> Excerpted data:
● ● ● ●
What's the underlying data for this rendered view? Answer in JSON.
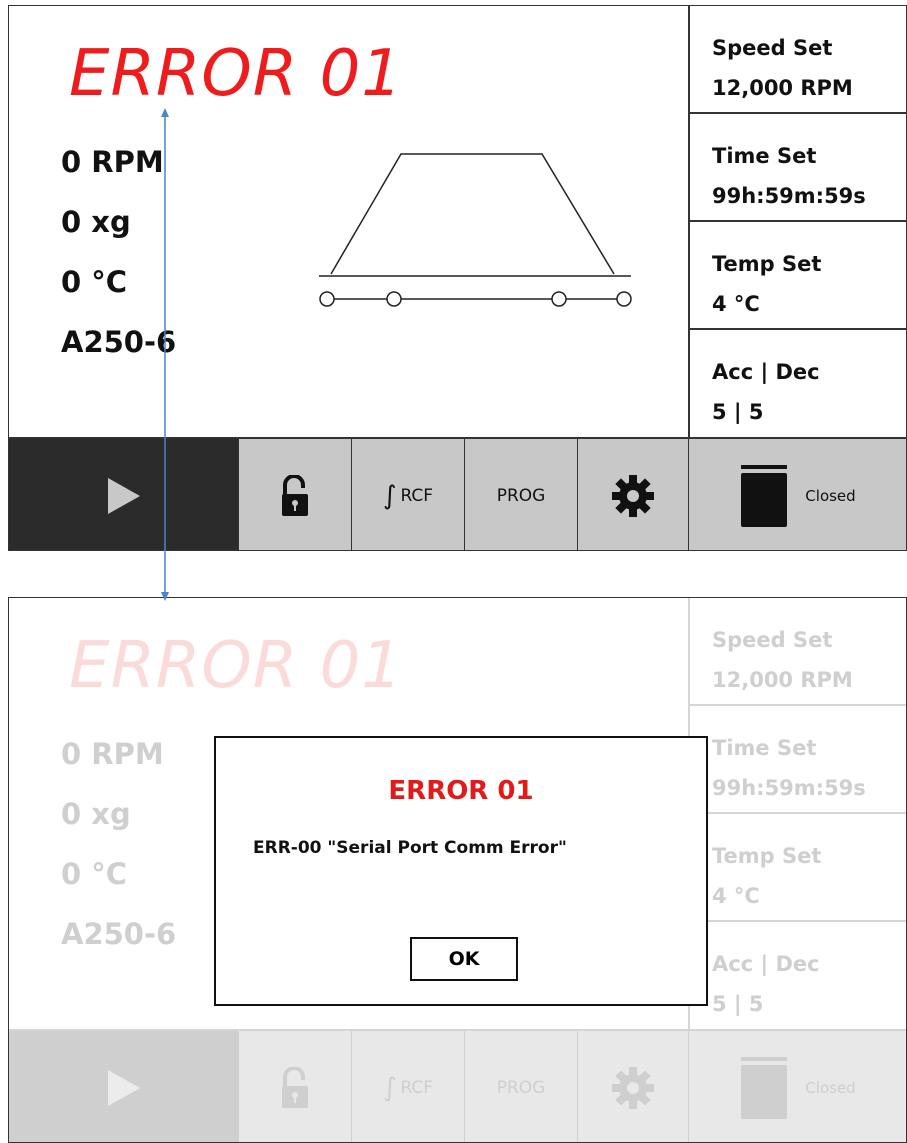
{
  "screens": [
    {
      "error_title": "ERROR 01",
      "readings": [
        "0 RPM",
        "0 xg",
        "0 °C",
        "A250-6"
      ],
      "settings": [
        {
          "label": "Speed Set",
          "value": "12,000 RPM"
        },
        {
          "label": "Time Set",
          "value": "99h:59m:59s"
        },
        {
          "label": "Temp Set",
          "value": "4 °C"
        },
        {
          "label": "Acc | Dec",
          "value": "5 | 5"
        }
      ],
      "toolbar": {
        "play_icon": "play-icon",
        "lock_icon": "unlock-icon",
        "rcf_symbol": "∫",
        "rcf_label": "RCF",
        "prog_label": "PROG",
        "gear_icon": "gear-icon",
        "lid_icon": "lid-icon",
        "lid_status": "Closed"
      }
    },
    {
      "error_title": "ERROR 01",
      "readings": [
        "0 RPM",
        "0 xg",
        "0 °C",
        "A250-6"
      ],
      "settings": [
        {
          "label": "Speed Set",
          "value": "12,000 RPM"
        },
        {
          "label": "Time Set",
          "value": "99h:59m:59s"
        },
        {
          "label": "Temp Set",
          "value": "4 °C"
        },
        {
          "label": "Acc | Dec",
          "value": "5 | 5"
        }
      ],
      "toolbar": {
        "play_icon": "play-icon",
        "lock_icon": "unlock-icon",
        "rcf_symbol": "∫",
        "rcf_label": "RCF",
        "prog_label": "PROG",
        "gear_icon": "gear-icon",
        "lid_icon": "lid-icon",
        "lid_status": "Closed"
      }
    }
  ],
  "dialog": {
    "title": "ERROR 01",
    "message": "ERR-00 \"Serial Port Comm Error\"",
    "ok_label": "OK"
  },
  "colors": {
    "error_red": "#ee1c1c",
    "play_bg": "#2b2b2b",
    "button_bg": "#c8c8c8",
    "connector": "#4a86c8"
  }
}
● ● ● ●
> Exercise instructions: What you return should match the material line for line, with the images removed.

> Output:
What's the underlying data for this rendered view? Answer in JSON.
{
  "screens": [
    {
      "error_title": "ERROR 01",
      "readings": [
        "0 RPM",
        "0 xg",
        "0 °C",
        "A250-6"
      ],
      "settings": [
        {
          "label": "Speed Set",
          "value": "12,000 RPM"
        },
        {
          "label": "Time Set",
          "value": "99h:59m:59s"
        },
        {
          "label": "Temp Set",
          "value": "4 °C"
        },
        {
          "label": "Acc | Dec",
          "value": "5 | 5"
        }
      ],
      "toolbar": {
        "play_icon": "play-icon",
        "lock_icon": "unlock-icon",
        "rcf_symbol": "∫",
        "rcf_label": "RCF",
        "prog_label": "PROG",
        "gear_icon": "gear-icon",
        "lid_icon": "lid-icon",
        "lid_status": "Closed"
      }
    },
    {
      "error_title": "ERROR 01",
      "readings": [
        "0 RPM",
        "0 xg",
        "0 °C",
        "A250-6"
      ],
      "settings": [
        {
          "label": "Speed Set",
          "value": "12,000 RPM"
        },
        {
          "label": "Time Set",
          "value": "99h:59m:59s"
        },
        {
          "label": "Temp Set",
          "value": "4 °C"
        },
        {
          "label": "Acc | Dec",
          "value": "5 | 5"
        }
      ],
      "toolbar": {
        "play_icon": "play-icon",
        "lock_icon": "unlock-icon",
        "rcf_symbol": "∫",
        "rcf_label": "RCF",
        "prog_label": "PROG",
        "gear_icon": "gear-icon",
        "lid_icon": "lid-icon",
        "lid_status": "Closed"
      }
    }
  ],
  "dialog": {
    "title": "ERROR 01",
    "message": "ERR-00 \"Serial Port Comm Error\"",
    "ok_label": "OK"
  },
  "colors": {
    "error_red": "#ee1c1c",
    "play_bg": "#2b2b2b",
    "button_bg": "#c8c8c8",
    "connector": "#4a86c8"
  }
}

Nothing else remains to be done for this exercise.